They say most of us have at least one book in us. So imagine your debut novel being the subject of a massive bidding war? Then imagine said book being optioned for a movie, and that movie recently came into fruition starring Hollywood’s stalwarts and its brightest young stars including Amandla Stenberg, Regina Hall, Issa Rae and Anthony Mackie. This exact scenario has been Angie Thomas’ existence for the last few years. Angie is the exciting author who penned the scintillating young adult read The Hate U Give, a coming of age narrative which weaves The Black Lives Matter movement into its narrative. The book is released in an adult edition today, and if you’ve yet to read it, you must add it to your summer reading list pronto. We revisit our talk with the bright young author.
Hi Angie so nice to meet you. Was becoming a published author always a dream of yours?
Well it’s funny because I never thought that I could actually be one. I say this because I rarely saw authors who looked like me when I was growing up. When I was in school we’d have doctors and lawyers coming in to give talks, but never authors. All the great black authors that we know, you’d see them from afar, but when I finally got to meet people who write books for a living it seemed more doable. In my opinion that reinforces why representation is so important. Once you see something as achievable, you see yourself doing it as well.
What inspired the story of the The Hate U Give?
I actually started writing it when I was a senior in college around 2010/11. It was after Oscar Grant was killed by police in Oakland, California. At the time, I was attending a mostly-white upper class school and every day I went home to “the hood”. I was hearing two very different conversations about Oscar and his death, and it sparked fury, frustration, sadness and anger in me when I would hear my peers at school speaking as if he deserved it. So, the only thing I knew how to do was write, so I wrote a short story back then. It was actually quite draining emotionally so I put it aside. But then Trayvon Martin happened. Tamir Rice, Mike Brown, Sandra Bland – and I felt those same emotions every time: the anger, the frustration, the fear. So I had to write. It was the only way I knew how to be an activist at that time. Within a year I had a literary agent. We’re only now seeing the call for diversity in teen lit. But back then it was almost as if diversity was on the back burner.
You have a similar background to your main protagonist, Starr, how much of her character is based on you?

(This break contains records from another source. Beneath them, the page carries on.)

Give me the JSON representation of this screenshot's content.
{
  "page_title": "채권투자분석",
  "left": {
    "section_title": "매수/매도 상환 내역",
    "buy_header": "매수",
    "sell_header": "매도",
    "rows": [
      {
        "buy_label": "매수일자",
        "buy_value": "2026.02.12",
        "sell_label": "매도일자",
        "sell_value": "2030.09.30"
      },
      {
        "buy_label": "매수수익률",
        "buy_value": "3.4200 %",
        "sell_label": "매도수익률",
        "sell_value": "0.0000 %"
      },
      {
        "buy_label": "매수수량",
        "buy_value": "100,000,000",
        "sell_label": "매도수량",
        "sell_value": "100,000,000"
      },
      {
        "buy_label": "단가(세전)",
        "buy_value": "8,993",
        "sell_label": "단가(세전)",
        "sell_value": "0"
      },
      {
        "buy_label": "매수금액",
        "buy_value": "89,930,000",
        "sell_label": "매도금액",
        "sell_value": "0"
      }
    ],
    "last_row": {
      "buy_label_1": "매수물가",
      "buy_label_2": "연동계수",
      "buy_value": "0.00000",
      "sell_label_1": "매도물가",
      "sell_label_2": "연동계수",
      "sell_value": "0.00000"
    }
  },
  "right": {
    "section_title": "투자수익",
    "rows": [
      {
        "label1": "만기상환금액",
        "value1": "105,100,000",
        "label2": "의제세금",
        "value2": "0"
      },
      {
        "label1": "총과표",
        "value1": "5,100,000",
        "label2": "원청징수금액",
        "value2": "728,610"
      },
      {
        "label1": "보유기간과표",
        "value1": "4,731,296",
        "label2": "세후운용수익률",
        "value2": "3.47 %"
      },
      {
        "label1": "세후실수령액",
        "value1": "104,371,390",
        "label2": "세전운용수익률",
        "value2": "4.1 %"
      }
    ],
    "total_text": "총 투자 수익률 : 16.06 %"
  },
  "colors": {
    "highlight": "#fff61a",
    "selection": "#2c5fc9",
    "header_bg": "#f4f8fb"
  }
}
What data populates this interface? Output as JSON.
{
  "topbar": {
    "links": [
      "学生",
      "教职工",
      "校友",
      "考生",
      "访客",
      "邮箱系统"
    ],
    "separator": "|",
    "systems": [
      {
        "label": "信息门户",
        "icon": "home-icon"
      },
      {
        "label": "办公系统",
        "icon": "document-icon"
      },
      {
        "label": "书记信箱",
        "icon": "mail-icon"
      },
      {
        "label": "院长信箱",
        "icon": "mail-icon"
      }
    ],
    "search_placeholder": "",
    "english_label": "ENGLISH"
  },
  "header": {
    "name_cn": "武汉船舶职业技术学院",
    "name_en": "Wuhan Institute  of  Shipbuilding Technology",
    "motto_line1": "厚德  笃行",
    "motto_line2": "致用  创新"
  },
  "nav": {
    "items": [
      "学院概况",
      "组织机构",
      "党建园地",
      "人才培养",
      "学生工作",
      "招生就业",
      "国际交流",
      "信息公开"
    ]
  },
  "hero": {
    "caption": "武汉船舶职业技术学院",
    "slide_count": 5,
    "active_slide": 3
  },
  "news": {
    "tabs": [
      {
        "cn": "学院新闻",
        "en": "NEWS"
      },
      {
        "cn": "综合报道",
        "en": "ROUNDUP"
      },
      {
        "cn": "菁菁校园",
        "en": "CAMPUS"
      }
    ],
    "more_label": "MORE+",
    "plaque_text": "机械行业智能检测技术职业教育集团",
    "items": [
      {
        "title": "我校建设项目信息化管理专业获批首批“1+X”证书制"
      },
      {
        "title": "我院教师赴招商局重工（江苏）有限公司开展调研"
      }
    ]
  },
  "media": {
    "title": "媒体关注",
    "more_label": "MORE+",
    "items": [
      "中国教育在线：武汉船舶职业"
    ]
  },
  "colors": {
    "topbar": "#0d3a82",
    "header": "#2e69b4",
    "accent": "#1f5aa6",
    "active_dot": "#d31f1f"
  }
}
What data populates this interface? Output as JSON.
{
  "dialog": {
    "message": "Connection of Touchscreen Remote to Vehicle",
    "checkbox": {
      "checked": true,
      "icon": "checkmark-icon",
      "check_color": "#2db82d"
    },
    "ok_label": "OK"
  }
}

There are some small similarities and bigger things too. For instance, Starr went to a mostly-white school, and so did I in college. I’d leave home in my car listening to Tupac and when I was closer to my school I’d turn it on to the Jonas Brothers. It was definitely in an attempt to assimilate. So, I’d say that a lot of Starr does come from me, but also from the girls I’ve seen growing up. A lot of us feel as if we have to be two different people operating in two different spaces. But a lot of young black girls are finding their voice, and finding their activism. I wanted Starr to represent that transformation.
Trailer for The Hate U Give movie
The book has quite strong language, how important was it for you to use authentic dialogue despite the book being aimed at the YA market?
I wanted it to be authentic, but I didn’t want to go overboard with it. I wanted to reflect what I hear every day in my community, but I also knew I had to hold back somewhat because of my audience. I believe that the more authentic we can be with our words, the more impact it will make. I didn’t want to drop an F bomb every single sentence, but I knew there would be a time when an F bomb would be necessary.
Did you ever think the book would be optioned for a film, and how involved will you be in the process?
I’ve always wanted to be a screenwriter but I don’t like writing scripts, so I try to write books while playing out a movie version in my head to give it a cinematic feel. My motto has always been, you never know, in regards to whether my book could be turned into a film. So when my literary agent told me that he knew a film agent that would love my book, I tried not to get my hopes up too much but thought it would be amazing and immediately started thinking about my dream cast. So the fact that not only was it picked up to be made into a film but the actress that was pictured as Starr (Amandla Stenberg) was chosen made me believe that I was onto something. The whole journey has been amazing; a dream come true.
The Hate U Give is released today as an adult edition which features stunning new jacket cover artwork. To be in with a chance of winning a copy of the paperback book, please send an email to firstname.lastname@example.org under the subject header: The Hate U Give comp. The closing date is 24th August at 5pm. A winner will be chosen at random and notified via email.